▶ _What to produce_:
So that the copy matches the original, write out every entry exactly.

▶ _Task inputs_:
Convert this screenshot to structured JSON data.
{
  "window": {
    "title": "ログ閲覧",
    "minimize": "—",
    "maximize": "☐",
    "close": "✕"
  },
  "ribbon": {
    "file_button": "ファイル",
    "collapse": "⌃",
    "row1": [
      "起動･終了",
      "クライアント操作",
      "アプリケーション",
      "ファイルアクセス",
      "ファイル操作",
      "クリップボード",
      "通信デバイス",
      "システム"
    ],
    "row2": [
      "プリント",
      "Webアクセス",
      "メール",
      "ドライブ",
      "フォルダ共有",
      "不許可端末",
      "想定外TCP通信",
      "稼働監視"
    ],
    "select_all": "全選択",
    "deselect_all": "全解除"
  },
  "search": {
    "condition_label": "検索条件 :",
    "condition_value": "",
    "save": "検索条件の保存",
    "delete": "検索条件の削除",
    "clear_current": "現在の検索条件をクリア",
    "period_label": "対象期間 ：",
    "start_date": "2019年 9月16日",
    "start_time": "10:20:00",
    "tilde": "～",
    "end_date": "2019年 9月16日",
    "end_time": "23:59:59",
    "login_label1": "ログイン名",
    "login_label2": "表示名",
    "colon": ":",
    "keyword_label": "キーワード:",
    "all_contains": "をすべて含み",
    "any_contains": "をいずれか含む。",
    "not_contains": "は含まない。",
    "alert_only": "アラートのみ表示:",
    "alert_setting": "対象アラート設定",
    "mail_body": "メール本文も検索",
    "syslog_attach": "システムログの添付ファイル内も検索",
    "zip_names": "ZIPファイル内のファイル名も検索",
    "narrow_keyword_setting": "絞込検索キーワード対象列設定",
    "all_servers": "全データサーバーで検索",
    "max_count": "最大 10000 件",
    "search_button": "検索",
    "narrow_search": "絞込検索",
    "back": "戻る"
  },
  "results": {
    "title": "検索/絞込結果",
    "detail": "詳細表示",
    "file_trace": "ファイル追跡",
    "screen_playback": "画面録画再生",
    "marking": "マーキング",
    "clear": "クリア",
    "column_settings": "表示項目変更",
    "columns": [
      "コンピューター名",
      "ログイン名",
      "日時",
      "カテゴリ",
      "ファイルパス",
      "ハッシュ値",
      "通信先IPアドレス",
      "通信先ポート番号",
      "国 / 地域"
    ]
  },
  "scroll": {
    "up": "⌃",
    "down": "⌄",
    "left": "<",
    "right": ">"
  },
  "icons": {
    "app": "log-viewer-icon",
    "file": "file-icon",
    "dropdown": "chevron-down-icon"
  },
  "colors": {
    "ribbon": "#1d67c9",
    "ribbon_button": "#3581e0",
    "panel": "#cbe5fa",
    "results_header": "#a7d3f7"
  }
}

▶ _Task response_:
Convert this screenshot to structured JSON data.
{
  "window": {
    "title": "ログ閲覧",
    "minimize": "—",
    "maximize": "☐",
    "close": "✕"
  },
  "ribbon": {
    "file_button": "ファイル",
    "collapse": "⌃",
    "row1": [
      "起動･終了",
      "クライアント操作",
      "アプリケーション",
      "ファイルアクセス",
      "ファイル操作",
      "クリップボード",
      "通信デバイス",
      "システム"
    ],
    "row2": [
      "プリント",
      "Webアクセス",
      "メール",
      "ドライブ",
      "フォルダ共有",
      "不許可端末",
      "想定外TCP通信",
      "稼働監視"
    ],
    "select_all": "全選択",
    "deselect_all": "全解除"
  },
  "search": {
    "condition_label": "検索条件 :",
    "condition_value": "",
    "save": "検索条件の保存",
    "delete": "検索条件の削除",
    "clear_current": "現在の検索条件をクリア",
    "period_label": "対象期間 ：",
    "start_date": "2019年 9月16日",
    "start_time": "10:20:00",
    "tilde": "～",
    "end_date": "2019年 9月16日",
    "end_time": "23:59:59",
    "login_label1": "ログイン名",
    "login_label2": "表示名",
    "colon": ":",
    "keyword_label": "キーワード:",
    "all_contains": "をすべて含み",
    "any_contains": "をいずれか含む。",
    "not_contains": "は含まない。",
    "alert_only": "アラートのみ表示:",
    "alert_setting": "対象アラート設定",
    "mail_body": "メール本文も検索",
    "syslog_attach": "システムログの添付ファイル内も検索",
    "zip_names": "ZIPファイル内のファイル名も検索",
    "narrow_keyword_setting": "絞込検索キーワード対象列設定",
    "all_servers": "全データサーバーで検索",
    "max_count": "最大 10000 件",
    "search_button": "検索",
    "narrow_search": "絞込検索",
    "back": "戻る"
  },
  "results": {
    "title": "検索/絞込結果",
    "detail": "詳細表示",
    "file_trace": "ファイル追跡",
    "screen_playback": "画面録画再生",
    "marking": "マーキング",
    "clear": "クリア",
    "column_settings": "表示項目変更",
    "columns": [
      "コンピューター名",
      "ログイン名",
      "日時",
      "カテゴリ",
      "ファイルパス",
      "ハッシュ値",
      "通信先IPアドレス",
      "通信先ポート番号",
      "国 / 地域"
    ]
  },
  "scroll": {
    "up": "⌃",
    "down": "⌄",
    "left": "<",
    "right": ">"
  },
  "icons": {
    "app": "log-viewer-icon",
    "file": "file-icon",
    "dropdown": "chevron-down-icon"
  },
  "colors": {
    "ribbon": "#1d67c9",
    "ribbon_button": "#3581e0",
    "panel": "#cbe5fa",
    "results_header": "#a7d3f7"
  }
}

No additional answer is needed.